(Exercise materials begins)

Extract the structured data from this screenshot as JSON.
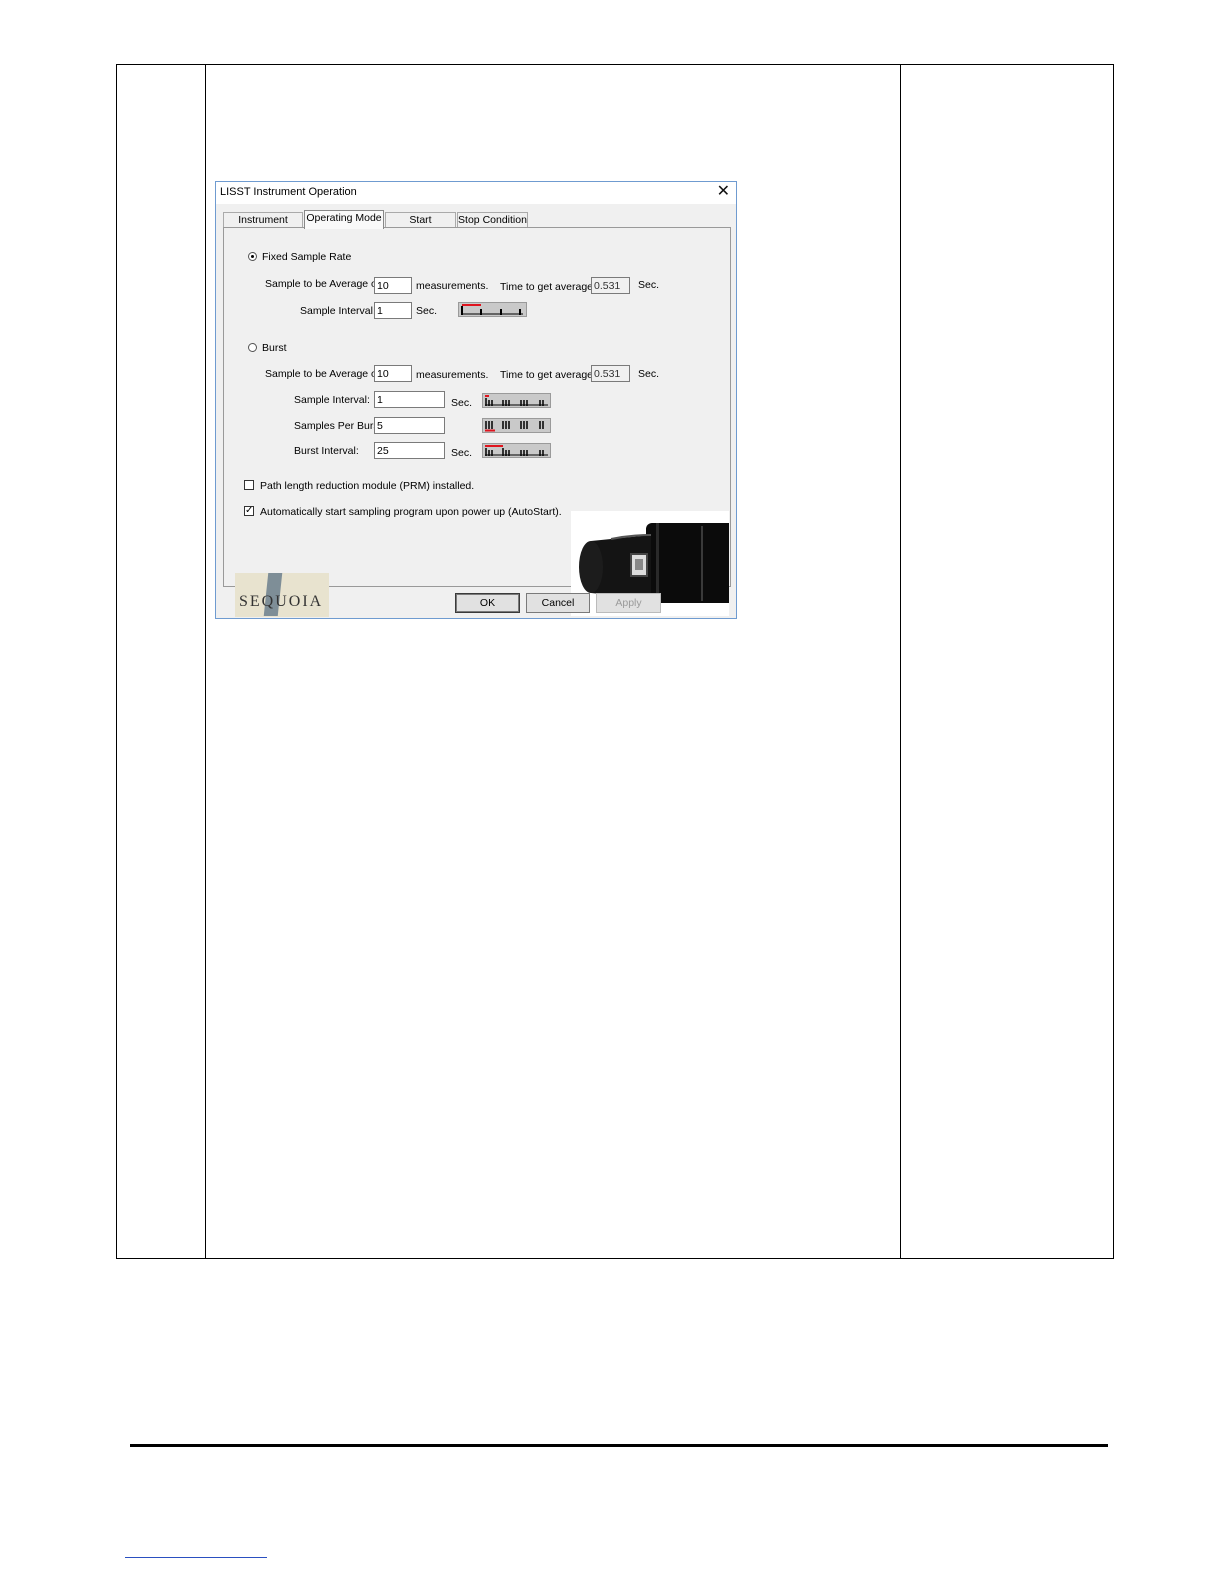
{
  "dialog": {
    "title": "LISST Instrument Operation",
    "tabs": [
      {
        "label": "Instrument Status"
      },
      {
        "label": "Operating Mode"
      },
      {
        "label": "Start Condition"
      },
      {
        "label": "Stop Condition"
      }
    ],
    "active_tab": "Operating Mode",
    "fixed": {
      "radio_label": "Fixed Sample Rate",
      "selected": true,
      "avg_label": "Sample to be Average of",
      "avg_value": "10",
      "measurements_label": "measurements.",
      "time_label": "Time to get average:",
      "time_value": "0.531",
      "time_unit": "Sec.",
      "interval_label": "Sample Interval:",
      "interval_value": "1",
      "interval_unit": "Sec."
    },
    "burst": {
      "radio_label": "Burst",
      "selected": false,
      "avg_label": "Sample to be Average of",
      "avg_value": "10",
      "measurements_label": "measurements.",
      "time_label": "Time to get average:",
      "time_value": "0.531",
      "time_unit": "Sec.",
      "interval_label": "Sample Interval:",
      "interval_value": "1",
      "interval_unit": "Sec.",
      "per_burst_label": "Samples Per Burst:",
      "per_burst_value": "5",
      "burst_interval_label": "Burst Interval:",
      "burst_interval_value": "25",
      "burst_interval_unit": "Sec."
    },
    "options": {
      "prm_label": "Path length reduction module (PRM) installed.",
      "prm_checked": false,
      "autostart_label": "Automatically start sampling program upon power up (AutoStart).",
      "autostart_checked": true
    },
    "logo_text": "SEQUOIA",
    "buttons": {
      "ok": "OK",
      "cancel": "Cancel",
      "apply": "Apply"
    }
  },
  "colors": {
    "dialog_border": "#6f9bd0",
    "marker_red": "#e0141e",
    "dialog_bg": "#f0f0f0"
  }
}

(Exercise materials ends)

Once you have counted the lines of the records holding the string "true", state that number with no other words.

2